Could the data below be copied out in full, word for word?

========================================================================

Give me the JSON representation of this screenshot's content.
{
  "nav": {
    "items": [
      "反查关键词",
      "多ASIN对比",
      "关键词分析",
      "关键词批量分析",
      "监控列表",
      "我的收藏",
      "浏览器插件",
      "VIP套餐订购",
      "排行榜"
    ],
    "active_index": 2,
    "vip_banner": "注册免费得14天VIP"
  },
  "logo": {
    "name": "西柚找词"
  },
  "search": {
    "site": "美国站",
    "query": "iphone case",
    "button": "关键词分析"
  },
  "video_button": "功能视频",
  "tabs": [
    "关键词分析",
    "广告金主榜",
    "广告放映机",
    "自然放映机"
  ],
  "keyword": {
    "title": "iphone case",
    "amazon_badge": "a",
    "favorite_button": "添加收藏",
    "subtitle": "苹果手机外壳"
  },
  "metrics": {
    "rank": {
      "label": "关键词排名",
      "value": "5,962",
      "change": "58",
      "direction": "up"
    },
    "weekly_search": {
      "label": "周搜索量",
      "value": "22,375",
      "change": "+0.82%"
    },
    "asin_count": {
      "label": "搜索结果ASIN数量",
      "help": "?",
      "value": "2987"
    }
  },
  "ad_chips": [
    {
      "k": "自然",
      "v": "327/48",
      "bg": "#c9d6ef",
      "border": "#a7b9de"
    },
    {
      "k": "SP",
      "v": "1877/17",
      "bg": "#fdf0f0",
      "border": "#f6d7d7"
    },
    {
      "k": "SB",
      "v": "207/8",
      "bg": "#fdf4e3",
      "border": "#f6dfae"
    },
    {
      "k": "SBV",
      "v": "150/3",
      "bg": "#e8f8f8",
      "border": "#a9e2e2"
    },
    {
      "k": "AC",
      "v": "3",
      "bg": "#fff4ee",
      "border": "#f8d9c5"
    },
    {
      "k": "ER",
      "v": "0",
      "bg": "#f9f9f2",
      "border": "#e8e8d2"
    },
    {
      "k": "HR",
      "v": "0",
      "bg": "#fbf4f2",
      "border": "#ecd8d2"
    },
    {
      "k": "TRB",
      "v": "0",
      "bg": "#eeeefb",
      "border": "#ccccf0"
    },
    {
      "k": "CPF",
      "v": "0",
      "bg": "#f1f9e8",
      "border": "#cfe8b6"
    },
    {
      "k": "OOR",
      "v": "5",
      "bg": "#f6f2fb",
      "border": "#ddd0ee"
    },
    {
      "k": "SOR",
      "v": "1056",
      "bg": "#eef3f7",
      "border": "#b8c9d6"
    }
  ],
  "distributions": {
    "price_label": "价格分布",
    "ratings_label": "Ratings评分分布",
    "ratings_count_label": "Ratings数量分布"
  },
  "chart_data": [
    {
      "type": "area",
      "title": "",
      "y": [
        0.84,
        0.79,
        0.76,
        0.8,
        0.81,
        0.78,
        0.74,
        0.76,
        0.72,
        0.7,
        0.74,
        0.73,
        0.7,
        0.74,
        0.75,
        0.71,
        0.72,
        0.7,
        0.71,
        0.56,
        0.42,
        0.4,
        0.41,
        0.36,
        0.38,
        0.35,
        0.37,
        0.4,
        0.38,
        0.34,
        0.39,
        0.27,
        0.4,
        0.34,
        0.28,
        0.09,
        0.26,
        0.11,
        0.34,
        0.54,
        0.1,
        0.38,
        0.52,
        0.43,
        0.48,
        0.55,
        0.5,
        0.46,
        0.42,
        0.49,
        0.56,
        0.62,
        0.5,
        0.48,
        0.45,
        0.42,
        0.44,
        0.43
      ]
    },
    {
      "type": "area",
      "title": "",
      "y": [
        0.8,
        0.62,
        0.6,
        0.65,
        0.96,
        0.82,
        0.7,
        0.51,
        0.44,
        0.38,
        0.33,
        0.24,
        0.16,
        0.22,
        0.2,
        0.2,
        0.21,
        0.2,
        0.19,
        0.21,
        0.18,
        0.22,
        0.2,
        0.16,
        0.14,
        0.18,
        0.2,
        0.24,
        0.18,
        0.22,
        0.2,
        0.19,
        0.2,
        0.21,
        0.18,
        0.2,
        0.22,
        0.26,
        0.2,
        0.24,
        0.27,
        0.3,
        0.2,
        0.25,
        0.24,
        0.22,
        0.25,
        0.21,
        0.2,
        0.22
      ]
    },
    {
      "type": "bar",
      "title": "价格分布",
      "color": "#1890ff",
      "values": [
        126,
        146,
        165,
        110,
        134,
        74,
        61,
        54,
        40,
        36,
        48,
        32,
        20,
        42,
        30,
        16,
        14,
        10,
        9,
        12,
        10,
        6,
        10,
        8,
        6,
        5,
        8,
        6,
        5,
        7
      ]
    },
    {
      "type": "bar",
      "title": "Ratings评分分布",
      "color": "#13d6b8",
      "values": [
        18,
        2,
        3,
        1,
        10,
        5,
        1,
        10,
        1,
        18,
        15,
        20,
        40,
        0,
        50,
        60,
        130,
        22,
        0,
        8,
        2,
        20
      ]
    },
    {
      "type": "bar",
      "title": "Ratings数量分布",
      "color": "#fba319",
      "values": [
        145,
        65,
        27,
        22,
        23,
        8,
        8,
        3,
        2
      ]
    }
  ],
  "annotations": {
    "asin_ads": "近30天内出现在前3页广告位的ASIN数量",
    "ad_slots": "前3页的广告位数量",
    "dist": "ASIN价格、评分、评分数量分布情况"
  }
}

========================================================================

Finished task:
Give me the JSON representation of this screenshot's content.
{
  "nav": {
    "items": [
      "反查关键词",
      "多ASIN对比",
      "关键词分析",
      "关键词批量分析",
      "监控列表",
      "我的收藏",
      "浏览器插件",
      "VIP套餐订购",
      "排行榜"
    ],
    "active_index": 2,
    "vip_banner": "注册免费得14天VIP"
  },
  "logo": {
    "name": "西柚找词"
  },
  "search": {
    "site": "美国站",
    "query": "iphone case",
    "button": "关键词分析"
  },
  "video_button": "功能视频",
  "tabs": [
    "关键词分析",
    "广告金主榜",
    "广告放映机",
    "自然放映机"
  ],
  "keyword": {
    "title": "iphone case",
    "amazon_badge": "a",
    "favorite_button": "添加收藏",
    "subtitle": "苹果手机外壳"
  },
  "metrics": {
    "rank": {
      "label": "关键词排名",
      "value": "5,962",
      "change": "58",
      "direction": "up"
    },
    "weekly_search": {
      "label": "周搜索量",
      "value": "22,375",
      "change": "+0.82%"
    },
    "asin_count": {
      "label": "搜索结果ASIN数量",
      "help": "?",
      "value": "2987"
    }
  },
  "ad_chips": [
    {
      "k": "自然",
      "v": "327/48",
      "bg": "#c9d6ef",
      "border": "#a7b9de"
    },
    {
      "k": "SP",
      "v": "1877/17",
      "bg": "#fdf0f0",
      "border": "#f6d7d7"
    },
    {
      "k": "SB",
      "v": "207/8",
      "bg": "#fdf4e3",
      "border": "#f6dfae"
    },
    {
      "k": "SBV",
      "v": "150/3",
      "bg": "#e8f8f8",
      "border": "#a9e2e2"
    },
    {
      "k": "AC",
      "v": "3",
      "bg": "#fff4ee",
      "border": "#f8d9c5"
    },
    {
      "k": "ER",
      "v": "0",
      "bg": "#f9f9f2",
      "border": "#e8e8d2"
    },
    {
      "k": "HR",
      "v": "0",
      "bg": "#fbf4f2",
      "border": "#ecd8d2"
    },
    {
      "k": "TRB",
      "v": "0",
      "bg": "#eeeefb",
      "border": "#ccccf0"
    },
    {
      "k": "CPF",
      "v": "0",
      "bg": "#f1f9e8",
      "border": "#cfe8b6"
    },
    {
      "k": "OOR",
      "v": "5",
      "bg": "#f6f2fb",
      "border": "#ddd0ee"
    },
    {
      "k": "SOR",
      "v": "1056",
      "bg": "#eef3f7",
      "border": "#b8c9d6"
    }
  ],
  "distributions": {
    "price_label": "价格分布",
    "ratings_label": "Ratings评分分布",
    "ratings_count_label": "Ratings数量分布"
  },
  "chart_data": [
    {
      "type": "area",
      "title": "",
      "y": [
        0.84,
        0.79,
        0.76,
        0.8,
        0.81,
        0.78,
        0.74,
        0.76,
        0.72,
        0.7,
        0.74,
        0.73,
        0.7,
        0.74,
        0.75,
        0.71,
        0.72,
        0.7,
        0.71,
        0.56,
        0.42,
        0.4,
        0.41,
        0.36,
        0.38,
        0.35,
        0.37,
        0.4,
        0.38,
        0.34,
        0.39,
        0.27,
        0.4,
        0.34,
        0.28,
        0.09,
        0.26,
        0.11,
        0.34,
        0.54,
        0.1,
        0.38,
        0.52,
        0.43,
        0.48,
        0.55,
        0.5,
        0.46,
        0.42,
        0.49,
        0.56,
        0.62,
        0.5,
        0.48,
        0.45,
        0.42,
        0.44,
        0.43
      ]
    },
    {
      "type": "area",
      "title": "",
      "y": [
        0.8,
        0.62,
        0.6,
        0.65,
        0.96,
        0.82,
        0.7,
        0.51,
        0.44,
        0.38,
        0.33,
        0.24,
        0.16,
        0.22,
        0.2,
        0.2,
        0.21,
        0.2,
        0.19,
        0.21,
        0.18,
        0.22,
        0.2,
        0.16,
        0.14,
        0.18,
        0.2,
        0.24,
        0.18,
        0.22,
        0.2,
        0.19,
        0.2,
        0.21,
        0.18,
        0.2,
        0.22,
        0.26,
        0.2,
        0.24,
        0.27,
        0.3,
        0.2,
        0.25,
        0.24,
        0.22,
        0.25,
        0.21,
        0.2,
        0.22
      ]
    },
    {
      "type": "bar",
      "title": "价格分布",
      "color": "#1890ff",
      "values": [
        126,
        146,
        165,
        110,
        134,
        74,
        61,
        54,
        40,
        36,
        48,
        32,
        20,
        42,
        30,
        16,
        14,
        10,
        9,
        12,
        10,
        6,
        10,
        8,
        6,
        5,
        8,
        6,
        5,
        7
      ]
    },
    {
      "type": "bar",
      "title": "Ratings评分分布",
      "color": "#13d6b8",
      "values": [
        18,
        2,
        3,
        1,
        10,
        5,
        1,
        10,
        1,
        18,
        15,
        20,
        40,
        0,
        50,
        60,
        130,
        22,
        0,
        8,
        2,
        20
      ]
    },
    {
      "type": "bar",
      "title": "Ratings数量分布",
      "color": "#fba319",
      "values": [
        145,
        65,
        27,
        22,
        23,
        8,
        8,
        3,
        2
      ]
    }
  ],
  "annotations": {
    "asin_ads": "近30天内出现在前3页广告位的ASIN数量",
    "ad_slots": "前3页的广告位数量",
    "dist": "ASIN价格、评分、评分数量分布情况"
  }
}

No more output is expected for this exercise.